WHAT IS REQUIRED: This exercise calls for every line of the listing below that contains the word "title".

>>>

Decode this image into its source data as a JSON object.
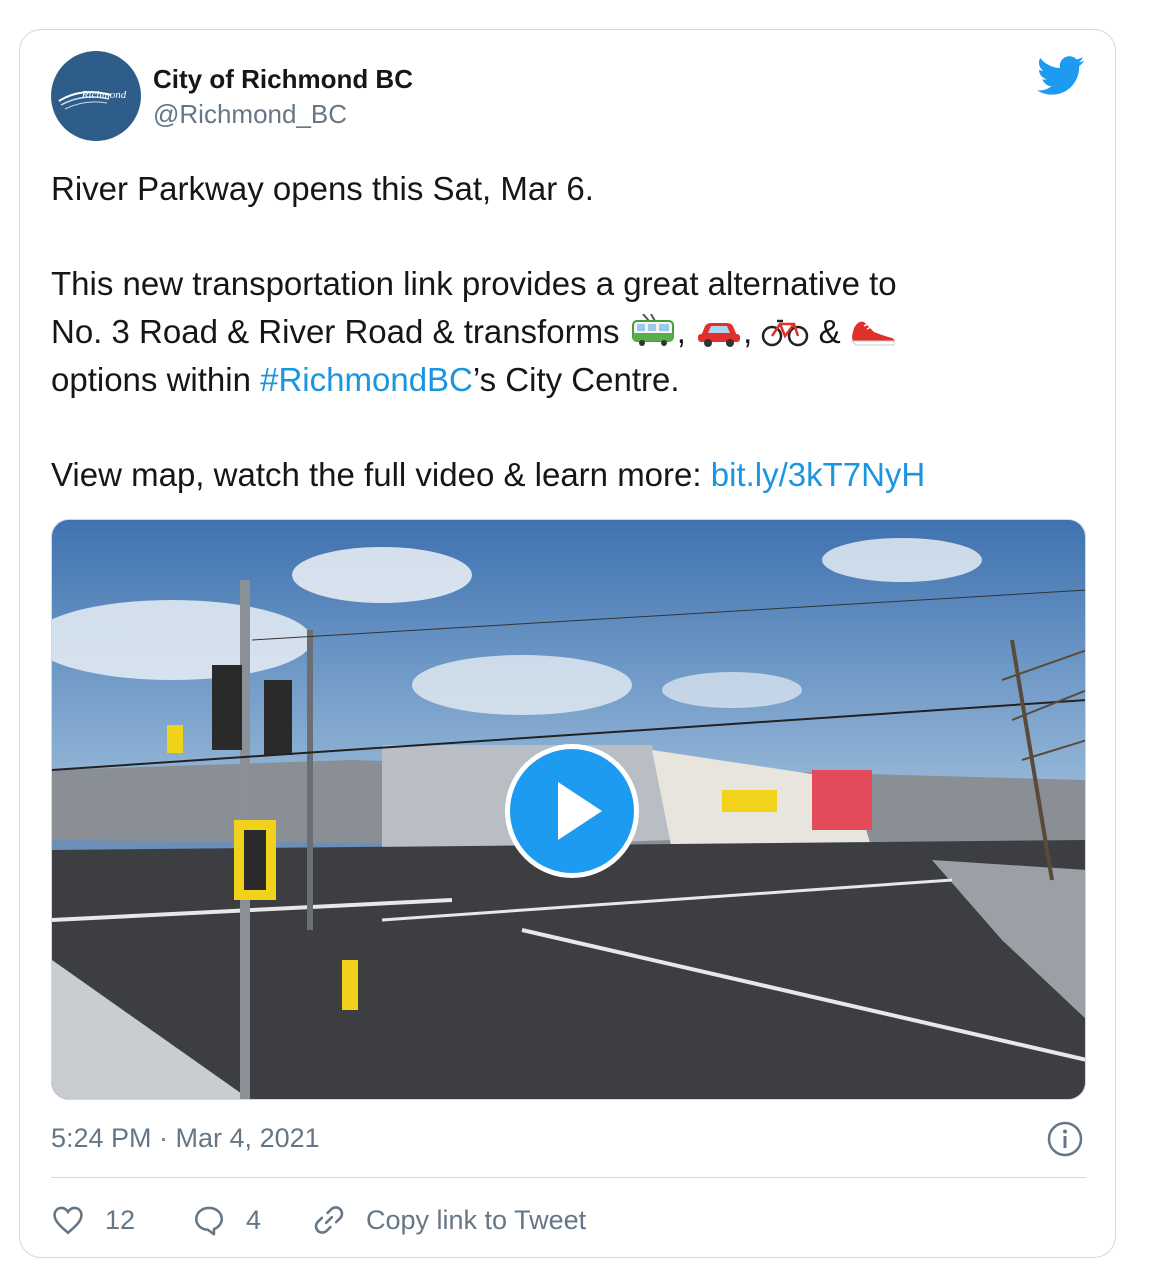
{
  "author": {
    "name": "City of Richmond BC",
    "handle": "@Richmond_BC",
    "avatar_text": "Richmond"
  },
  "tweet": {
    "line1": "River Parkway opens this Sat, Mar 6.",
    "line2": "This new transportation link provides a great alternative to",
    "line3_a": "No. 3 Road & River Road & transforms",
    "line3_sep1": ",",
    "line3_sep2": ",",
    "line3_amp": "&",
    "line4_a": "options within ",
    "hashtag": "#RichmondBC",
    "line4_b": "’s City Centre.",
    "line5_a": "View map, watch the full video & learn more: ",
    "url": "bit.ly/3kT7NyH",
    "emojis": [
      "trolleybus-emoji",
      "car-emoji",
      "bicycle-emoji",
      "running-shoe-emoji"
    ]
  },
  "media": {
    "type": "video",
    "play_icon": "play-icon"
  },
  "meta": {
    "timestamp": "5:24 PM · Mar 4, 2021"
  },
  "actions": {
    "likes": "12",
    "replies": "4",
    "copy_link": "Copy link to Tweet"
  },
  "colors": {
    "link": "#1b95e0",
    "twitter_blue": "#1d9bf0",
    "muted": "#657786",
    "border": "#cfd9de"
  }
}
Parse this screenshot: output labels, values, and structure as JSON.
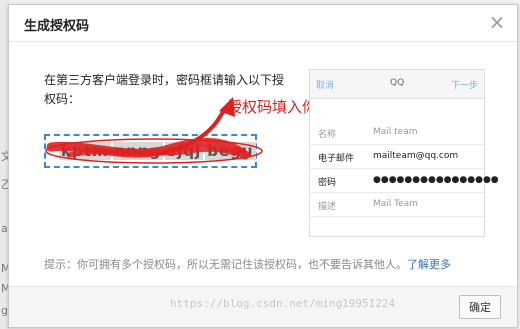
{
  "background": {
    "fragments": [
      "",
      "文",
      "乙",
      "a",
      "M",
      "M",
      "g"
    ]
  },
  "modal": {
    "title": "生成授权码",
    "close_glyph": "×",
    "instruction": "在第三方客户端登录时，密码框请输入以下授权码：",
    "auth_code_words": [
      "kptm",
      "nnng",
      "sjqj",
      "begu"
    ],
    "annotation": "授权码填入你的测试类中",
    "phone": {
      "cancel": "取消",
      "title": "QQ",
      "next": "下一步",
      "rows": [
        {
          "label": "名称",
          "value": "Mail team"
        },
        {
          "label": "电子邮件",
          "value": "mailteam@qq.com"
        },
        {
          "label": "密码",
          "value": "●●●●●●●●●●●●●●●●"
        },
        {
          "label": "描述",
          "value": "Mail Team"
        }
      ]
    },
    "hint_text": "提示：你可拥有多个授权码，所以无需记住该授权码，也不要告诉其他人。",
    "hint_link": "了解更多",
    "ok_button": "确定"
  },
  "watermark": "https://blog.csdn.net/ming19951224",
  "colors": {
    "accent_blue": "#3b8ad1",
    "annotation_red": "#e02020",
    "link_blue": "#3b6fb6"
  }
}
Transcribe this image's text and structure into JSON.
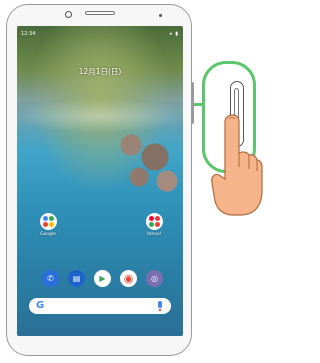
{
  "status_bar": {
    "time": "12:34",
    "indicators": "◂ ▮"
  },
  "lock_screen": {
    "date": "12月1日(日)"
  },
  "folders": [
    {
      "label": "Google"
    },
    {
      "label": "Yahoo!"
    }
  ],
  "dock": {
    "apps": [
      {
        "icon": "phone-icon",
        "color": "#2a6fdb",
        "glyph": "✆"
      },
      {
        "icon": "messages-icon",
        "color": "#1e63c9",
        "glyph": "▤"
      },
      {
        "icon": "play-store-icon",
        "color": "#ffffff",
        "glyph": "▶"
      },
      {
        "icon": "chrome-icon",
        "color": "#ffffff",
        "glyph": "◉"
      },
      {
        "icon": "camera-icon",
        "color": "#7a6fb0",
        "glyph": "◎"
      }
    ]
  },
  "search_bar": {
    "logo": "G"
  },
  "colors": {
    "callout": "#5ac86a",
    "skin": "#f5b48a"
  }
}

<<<
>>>

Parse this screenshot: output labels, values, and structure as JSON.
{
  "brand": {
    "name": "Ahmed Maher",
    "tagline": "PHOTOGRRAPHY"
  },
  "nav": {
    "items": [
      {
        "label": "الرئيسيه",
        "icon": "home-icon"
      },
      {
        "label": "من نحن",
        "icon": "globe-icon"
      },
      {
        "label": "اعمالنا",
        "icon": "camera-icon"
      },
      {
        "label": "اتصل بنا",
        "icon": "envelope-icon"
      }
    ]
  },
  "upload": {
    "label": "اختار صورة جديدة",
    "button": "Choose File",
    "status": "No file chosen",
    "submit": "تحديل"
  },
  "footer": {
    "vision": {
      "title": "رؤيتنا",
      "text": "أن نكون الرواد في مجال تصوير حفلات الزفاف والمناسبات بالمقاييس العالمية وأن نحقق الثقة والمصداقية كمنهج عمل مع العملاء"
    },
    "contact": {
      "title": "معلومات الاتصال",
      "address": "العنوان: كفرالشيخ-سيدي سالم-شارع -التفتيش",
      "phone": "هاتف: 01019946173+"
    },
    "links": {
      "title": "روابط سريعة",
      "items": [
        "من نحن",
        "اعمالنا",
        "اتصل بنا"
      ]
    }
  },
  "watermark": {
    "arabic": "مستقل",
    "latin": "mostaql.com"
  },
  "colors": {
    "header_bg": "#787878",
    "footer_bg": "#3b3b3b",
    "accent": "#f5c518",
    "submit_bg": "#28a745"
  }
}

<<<

TASK RESULT:
    "title": "生成授权码",
      "title": "QQ",
      "title": "رؤيتنا",
      "title": "معلومات الاتصال",
      "title": "روابط سريعة",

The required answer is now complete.